This made the Jews ask, "Will he kill himself? Is that why he says, ‘Where I go, you cannot come’?"
So the Jews were saying, "Surely He will not kill Himself, will He, since He says, ‘Where I am going, you cannot come’?"
The Jewish leaders asked, "Is he planning to commit suicide? What does he mean, ‘You cannot come where I am going’?"
The Jews said, "So, is he going to kill himself? Is that what he means by 'You can't come with me'?"
So the Jews said, Will he take his life? Is that why he says, Where I go it is not possible for you to come?
Then the Jews said, "Is he going to kill himself? Is that what he means by saying, ‘Where I am going, you cannot come’?"
So the Jews said, "Will He kill Himself, because He says, ‘Where I go you cannot come’?"
|NET © [draft] ITL|
|NET © Notes||
1 tn Or “the Jewish authorities”; Grk “the Jews.” In NT usage the term ᾿Ιουδαῖοι (Ioudaioi) may refer to the entire Jewish people, the residents of Jerusalem and surrounding territory, the authorities in Jerusalem, or merely those who were hostile to Jesus. (For further information see R. G. Bratcher, “‘The Jews’ in the Gospel of John,” BT 26 : 401-9.) Here the phrase refers to the Jewish authorities or leaders in Jerusalem. It was the Pharisees who had begun this line of questioning in John 8:13, and there has been no clear change since then in the identity of Jesus’ opponents.

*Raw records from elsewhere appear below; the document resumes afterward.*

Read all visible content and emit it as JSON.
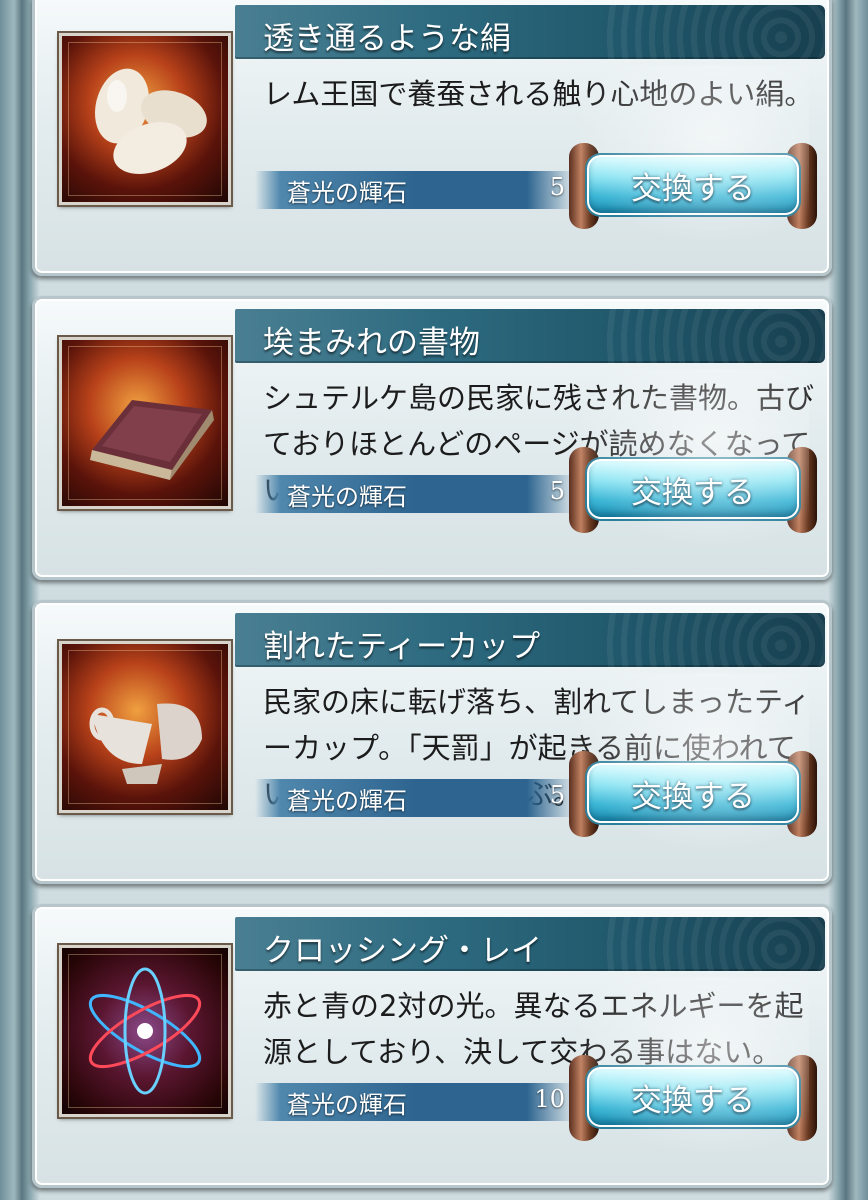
{
  "items": [
    {
      "name": "透き通るような絹",
      "description": "レム王国で養蚕される触り心地のよい絹。",
      "cost_currency": "蒼光の輝石",
      "cost_amount": "5",
      "button_label": "交換する",
      "icon": "silk-cocoon-icon"
    },
    {
      "name": "埃まみれの書物",
      "description": "シュテルケ島の民家に残された書物。古びておりほとんどのページが読めなくなっている。",
      "cost_currency": "蒼光の輝石",
      "cost_amount": "5",
      "button_label": "交換する",
      "icon": "dusty-book-icon"
    },
    {
      "name": "割れたティーカップ",
      "description": "民家の床に転げ落ち、割れてしまったティーカップ。「天罰」が起きる前に使われていた様子が目に浮かぶ。",
      "cost_currency": "蒼光の輝石",
      "cost_amount": "5",
      "button_label": "交換する",
      "icon": "broken-teacup-icon"
    },
    {
      "name": "クロッシング・レイ",
      "description": "赤と青の2対の光。異なるエネルギーを起源としており、決して交わる事はない。",
      "cost_currency": "蒼光の輝石",
      "cost_amount": "10",
      "button_label": "交換する",
      "icon": "crossing-ray-icon"
    }
  ]
}
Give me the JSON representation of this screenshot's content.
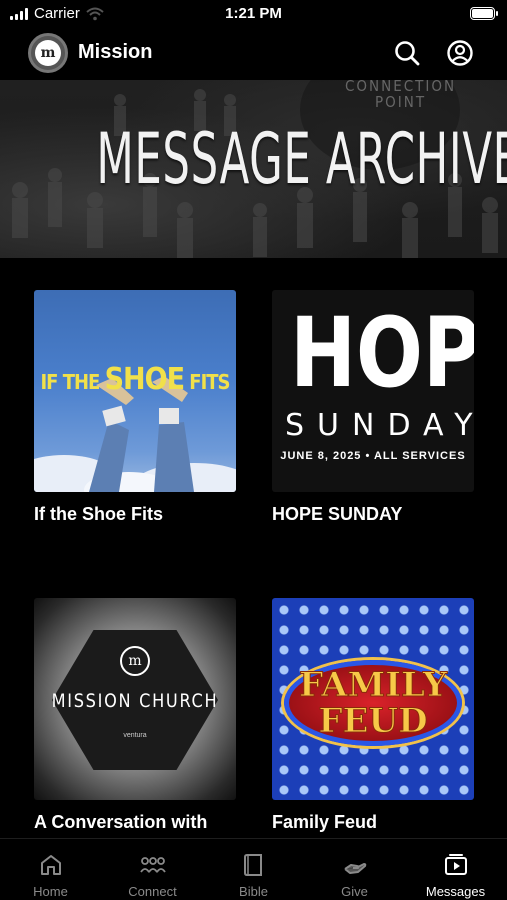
{
  "status_bar": {
    "carrier": "Carrier",
    "time": "1:21 PM"
  },
  "header": {
    "logo_letter": "m",
    "title": "Mission"
  },
  "hero": {
    "title": "MESSAGE ARCHIVE",
    "sign_line1": "CONNECTION",
    "sign_line2": "POINT"
  },
  "cards": [
    {
      "title": "If the Shoe Fits",
      "art_line_a": "IF THE ",
      "art_line_b": "SHOE",
      "art_line_c": " FITS"
    },
    {
      "title": "HOPE SUNDAY",
      "art_line_a": "HOPE",
      "art_line_b": "SUNDAY",
      "art_line_c": "JUNE 8, 2025 • ALL SERVICES"
    },
    {
      "title": "A Conversation with",
      "art_line_a": "m",
      "art_line_b": "MISSION CHURCH",
      "art_line_c": "ventura"
    },
    {
      "title": "Family Feud",
      "art_line_a": "FAMILY",
      "art_line_b": "FEUD"
    }
  ],
  "tabs": [
    {
      "label": "Home",
      "icon": "home-icon"
    },
    {
      "label": "Connect",
      "icon": "people-icon"
    },
    {
      "label": "Bible",
      "icon": "book-icon"
    },
    {
      "label": "Give",
      "icon": "give-hand-icon"
    },
    {
      "label": "Messages",
      "icon": "play-screen-icon",
      "active": true
    }
  ],
  "colors": {
    "background": "#000000",
    "tab_inactive": "#8a8a8a",
    "tab_active": "#ffffff",
    "shoe_text": "#f1e04a",
    "feud_text": "#f7c948"
  }
}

2 tn The imperfect verb has been translated with ingressive force (“began to say”) because the comments that follow were occasioned by Jesus’ remarks in the preceding verse about his upcoming departure.